● **WHAT YOU ARE ASKED TO DO**
Scan the records for the word "description". Report each line where it occurs.

Extracted data entries:
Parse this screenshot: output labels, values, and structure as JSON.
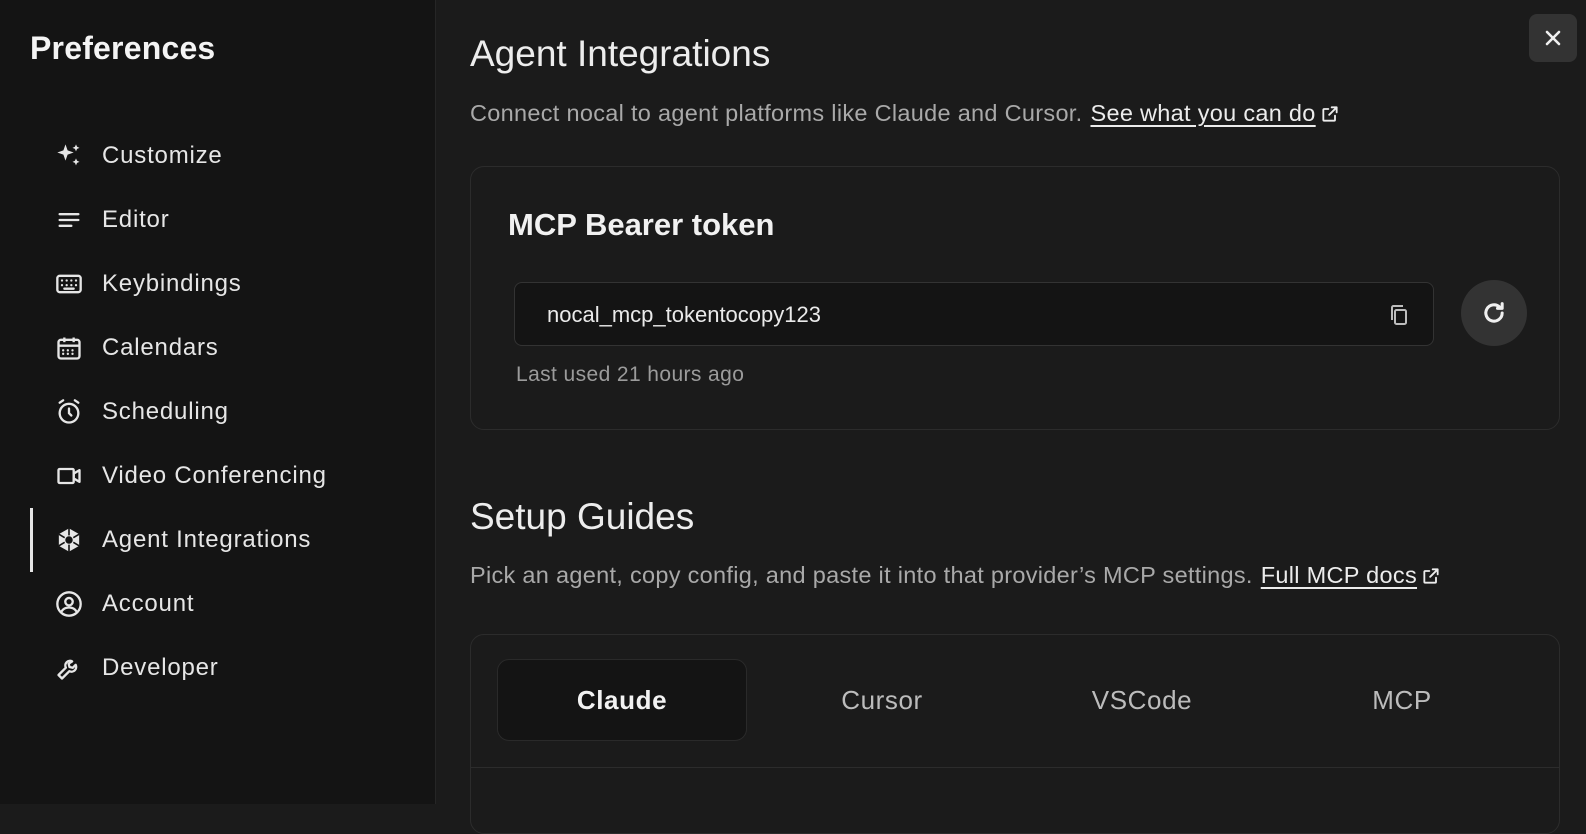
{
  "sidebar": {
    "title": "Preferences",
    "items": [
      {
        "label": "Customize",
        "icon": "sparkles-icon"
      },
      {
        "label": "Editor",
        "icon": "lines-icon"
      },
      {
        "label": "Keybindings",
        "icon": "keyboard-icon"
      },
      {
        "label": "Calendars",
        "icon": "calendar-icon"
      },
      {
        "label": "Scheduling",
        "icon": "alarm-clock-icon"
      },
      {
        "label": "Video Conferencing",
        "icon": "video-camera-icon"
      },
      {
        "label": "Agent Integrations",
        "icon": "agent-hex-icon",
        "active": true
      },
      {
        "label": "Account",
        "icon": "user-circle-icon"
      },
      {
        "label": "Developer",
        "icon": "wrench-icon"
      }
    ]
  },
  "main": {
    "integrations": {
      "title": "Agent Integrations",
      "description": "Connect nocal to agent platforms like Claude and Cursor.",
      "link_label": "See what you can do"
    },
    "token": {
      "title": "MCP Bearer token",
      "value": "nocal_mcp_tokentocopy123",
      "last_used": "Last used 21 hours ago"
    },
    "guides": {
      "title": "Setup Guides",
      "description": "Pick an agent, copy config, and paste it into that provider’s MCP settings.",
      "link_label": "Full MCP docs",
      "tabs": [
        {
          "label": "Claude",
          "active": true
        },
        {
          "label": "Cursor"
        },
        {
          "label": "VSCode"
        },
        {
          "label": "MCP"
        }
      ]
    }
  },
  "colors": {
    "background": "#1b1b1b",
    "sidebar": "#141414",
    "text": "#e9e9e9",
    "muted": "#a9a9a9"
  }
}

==

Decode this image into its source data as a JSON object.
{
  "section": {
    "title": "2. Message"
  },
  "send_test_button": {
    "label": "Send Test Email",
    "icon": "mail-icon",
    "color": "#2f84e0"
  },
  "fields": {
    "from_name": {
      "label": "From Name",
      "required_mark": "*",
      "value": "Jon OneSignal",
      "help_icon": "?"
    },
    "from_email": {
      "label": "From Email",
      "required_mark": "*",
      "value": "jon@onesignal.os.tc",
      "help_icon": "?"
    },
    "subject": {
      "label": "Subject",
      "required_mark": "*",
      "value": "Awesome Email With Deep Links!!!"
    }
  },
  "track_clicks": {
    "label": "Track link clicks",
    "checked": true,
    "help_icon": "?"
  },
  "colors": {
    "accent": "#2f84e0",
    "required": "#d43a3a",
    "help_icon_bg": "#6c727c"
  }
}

● **EXERCISE SOLUTION**
      "description": "Connect nocal to agent platforms like Claude and Cursor.",
      "description": "Pick an agent, copy config, and paste it into that provider’s MCP settings.",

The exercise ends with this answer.